TASK DESCRIPTION: Except for images, print the whole listing verbatim.

MATERIAL FOR THE TASK:
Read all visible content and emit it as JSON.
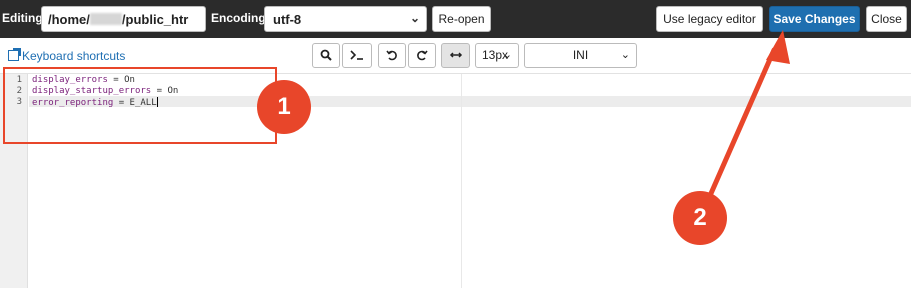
{
  "topbar": {
    "editing_label": "Editing:",
    "path_prefix": "/home/",
    "path_suffix": "/public_htr",
    "encoding_label": "Encoding:",
    "encoding_value": "utf-8",
    "reopen_label": "Re-open",
    "legacy_label": "Use legacy editor",
    "save_label": "Save Changes",
    "close_label": "Close",
    "accent_color": "#1e6fb0"
  },
  "toolbar": {
    "keyboard_shortcuts": "Keyboard shortcuts",
    "font_size": "13px",
    "mode": "INI",
    "icons": [
      "search-icon",
      "terminal-icon",
      "undo-icon",
      "redo-icon",
      "wrap-icon"
    ]
  },
  "editor": {
    "lines": [
      {
        "num": "1",
        "key": "display_errors",
        "op": " = ",
        "val": "On"
      },
      {
        "num": "2",
        "key": "display_startup_errors",
        "op": " = ",
        "val": "On"
      },
      {
        "num": "3",
        "key": "error_reporting",
        "op": " = ",
        "val": "E_ALL"
      }
    ]
  },
  "annotations": {
    "badge1": "1",
    "badge2": "2",
    "color": "#e8462a"
  }
}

ANSWER SPACE:
Read all visible content and emit it as JSON.
{
  "topbar": {
    "editing_label": "Editing:",
    "path_prefix": "/home/",
    "path_suffix": "/public_htr",
    "encoding_label": "Encoding:",
    "encoding_value": "utf-8",
    "reopen_label": "Re-open",
    "legacy_label": "Use legacy editor",
    "save_label": "Save Changes",
    "close_label": "Close",
    "accent_color": "#1e6fb0"
  },
  "toolbar": {
    "keyboard_shortcuts": "Keyboard shortcuts",
    "font_size": "13px",
    "mode": "INI",
    "icons": [
      "search-icon",
      "terminal-icon",
      "undo-icon",
      "redo-icon",
      "wrap-icon"
    ]
  },
  "editor": {
    "lines": [
      {
        "num": "1",
        "key": "display_errors",
        "op": " = ",
        "val": "On"
      },
      {
        "num": "2",
        "key": "display_startup_errors",
        "op": " = ",
        "val": "On"
      },
      {
        "num": "3",
        "key": "error_reporting",
        "op": " = ",
        "val": "E_ALL"
      }
    ]
  },
  "annotations": {
    "badge1": "1",
    "badge2": "2",
    "color": "#e8462a"
  }
}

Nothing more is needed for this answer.